§ **What needs to be done**:
Search the data below for lines that include the word "info" and state how many there are, nothing else.

··· Records

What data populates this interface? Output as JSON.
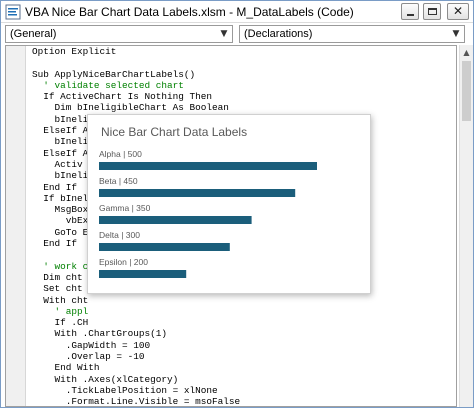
{
  "window": {
    "title": "VBA Nice Bar Chart Data Labels.xlsm - M_DataLabels (Code)",
    "close_glyph": "✕"
  },
  "object_combo": {
    "value": "(General)"
  },
  "proc_combo": {
    "value": "(Declarations)"
  },
  "code": {
    "lines": [
      {
        "text": "Option Explicit",
        "kind": "code"
      },
      {
        "text": "",
        "kind": "code"
      },
      {
        "text": "Sub ApplyNiceBarChartLabels()",
        "kind": "code"
      },
      {
        "text": "  ' validate selected chart",
        "kind": "comment"
      },
      {
        "text": "  If ActiveChart Is Nothing Then",
        "kind": "code"
      },
      {
        "text": "    Dim bIneligibleChart As Boolean",
        "kind": "code"
      },
      {
        "text": "    bInelig",
        "kind": "code"
      },
      {
        "text": "  ElseIf A",
        "kind": "code"
      },
      {
        "text": "    bInelig",
        "kind": "code"
      },
      {
        "text": "  ElseIf A",
        "kind": "code"
      },
      {
        "text": "    Activ",
        "kind": "code"
      },
      {
        "text": "    bInelig",
        "kind": "code"
      },
      {
        "text": "  End If",
        "kind": "code"
      },
      {
        "text": "  If bInel",
        "kind": "code"
      },
      {
        "text": "    MsgBox",
        "kind": "code"
      },
      {
        "text": "      vbEx",
        "kind": "code"
      },
      {
        "text": "    GoTo E",
        "kind": "code"
      },
      {
        "text": "  End If",
        "kind": "code"
      },
      {
        "text": "",
        "kind": "code"
      },
      {
        "text": "  ' work c",
        "kind": "comment"
      },
      {
        "text": "  Dim cht",
        "kind": "code"
      },
      {
        "text": "  Set cht",
        "kind": "code"
      },
      {
        "text": "  With cht",
        "kind": "code"
      },
      {
        "text": "    ' appl",
        "kind": "comment"
      },
      {
        "text": "    If .CH",
        "kind": "code"
      },
      {
        "text": "    With .ChartGroups(1)",
        "kind": "code"
      },
      {
        "text": "      .GapWidth = 100",
        "kind": "code"
      },
      {
        "text": "      .Overlap = -10",
        "kind": "code"
      },
      {
        "text": "    End With",
        "kind": "code"
      },
      {
        "text": "    With .Axes(xlCategory)",
        "kind": "code"
      },
      {
        "text": "      .TickLabelPosition = xlNone",
        "kind": "code"
      },
      {
        "text": "      .Format.Line.Visible = msoFalse",
        "kind": "code"
      },
      {
        "text": "    End With",
        "kind": "code"
      }
    ]
  },
  "chart_data": {
    "type": "bar",
    "title": "Nice Bar Chart Data Labels",
    "categories": [
      "Alpha",
      "Beta",
      "Gamma",
      "Delta",
      "Epsilon"
    ],
    "values": [
      500,
      450,
      350,
      300,
      200
    ],
    "data_labels": [
      "Alpha | 500",
      "Beta | 450",
      "Gamma | 350",
      "Delta | 300",
      "Epsilon | 200"
    ],
    "bar_color": "#1b5e7b",
    "label_color": "#595959",
    "orientation": "horizontal",
    "xlim": [
      0,
      500
    ],
    "grid": false,
    "legend": "none",
    "axes_visible": false
  },
  "colors": {
    "comment": "#008000",
    "keyword": "#00008b",
    "window_border": "#7a9cc6"
  }
}
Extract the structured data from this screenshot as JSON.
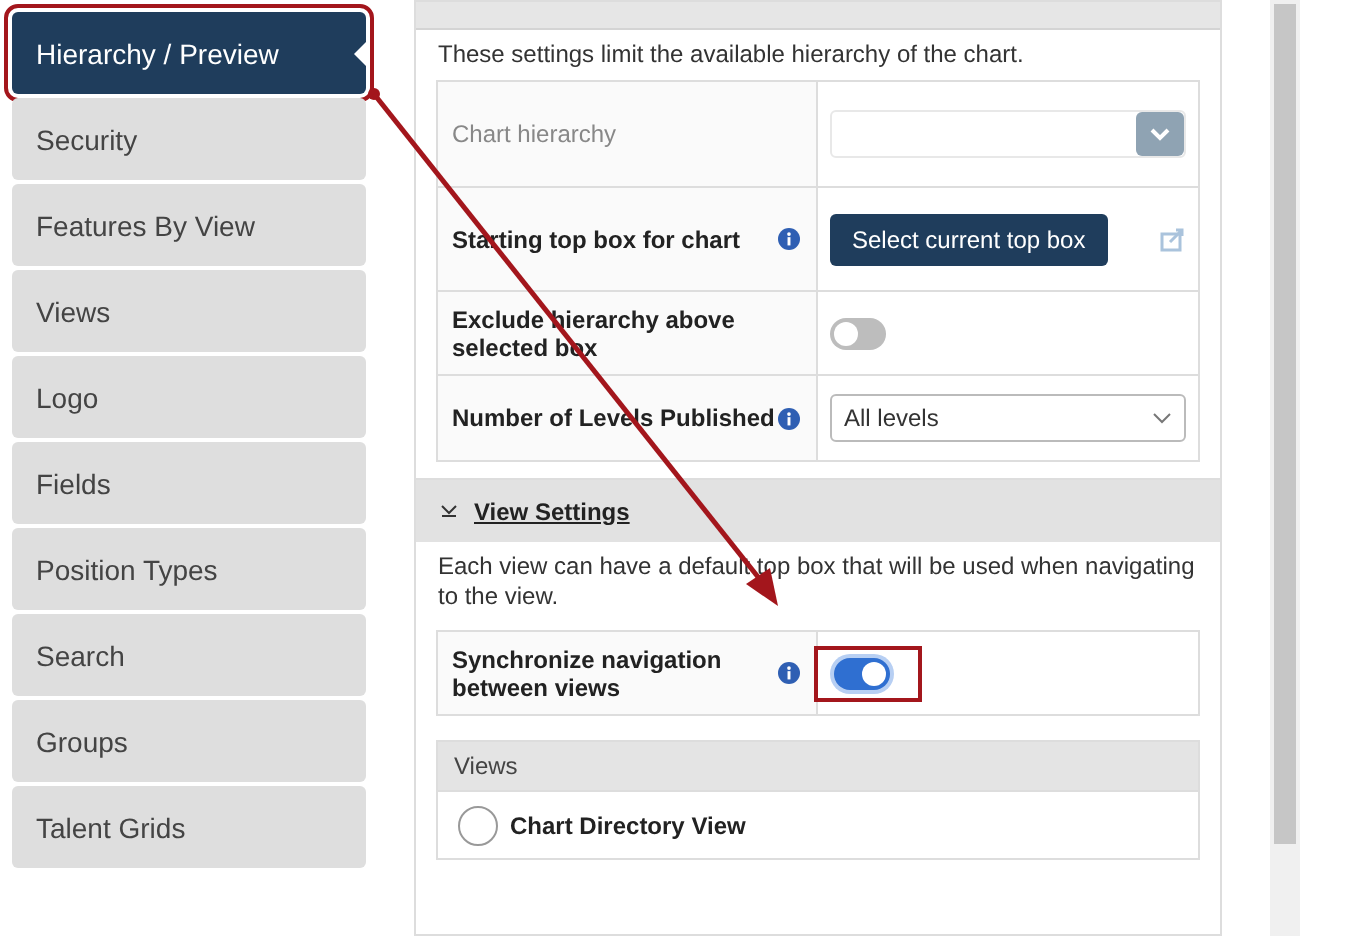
{
  "sidebar": {
    "items": [
      {
        "label": "Hierarchy / Preview",
        "selected": true
      },
      {
        "label": "Security",
        "selected": false
      },
      {
        "label": "Features By View",
        "selected": false
      },
      {
        "label": "Views",
        "selected": false
      },
      {
        "label": "Logo",
        "selected": false
      },
      {
        "label": "Fields",
        "selected": false
      },
      {
        "label": "Position Types",
        "selected": false
      },
      {
        "label": "Search",
        "selected": false
      },
      {
        "label": "Groups",
        "selected": false
      },
      {
        "label": "Talent Grids",
        "selected": false
      }
    ]
  },
  "hierarchy_settings": {
    "description": "These settings limit the available hierarchy of the chart.",
    "rows": [
      {
        "kind": "select",
        "label": "Chart hierarchy",
        "disabled": true,
        "info": false
      },
      {
        "kind": "button",
        "label": "Starting top box for chart",
        "disabled": false,
        "info": true,
        "button": "Select current top box"
      },
      {
        "kind": "toggle",
        "label": "Exclude hierarchy above selected box",
        "disabled": false,
        "info": false,
        "on": false
      },
      {
        "kind": "dropdown",
        "label": "Number of Levels Published",
        "disabled": false,
        "info": true,
        "value": "All levels"
      }
    ]
  },
  "view_settings": {
    "title": "View Settings",
    "expanded": true,
    "description": "Each view can have a default top box that will be used when navigating to the view.",
    "sync": {
      "label": "Synchronize navigation between views",
      "info": true,
      "on": true
    },
    "views": {
      "header": "Views",
      "items": [
        {
          "label": "Chart Directory View",
          "selected": false
        }
      ]
    }
  }
}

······

§ **Answer area**:
5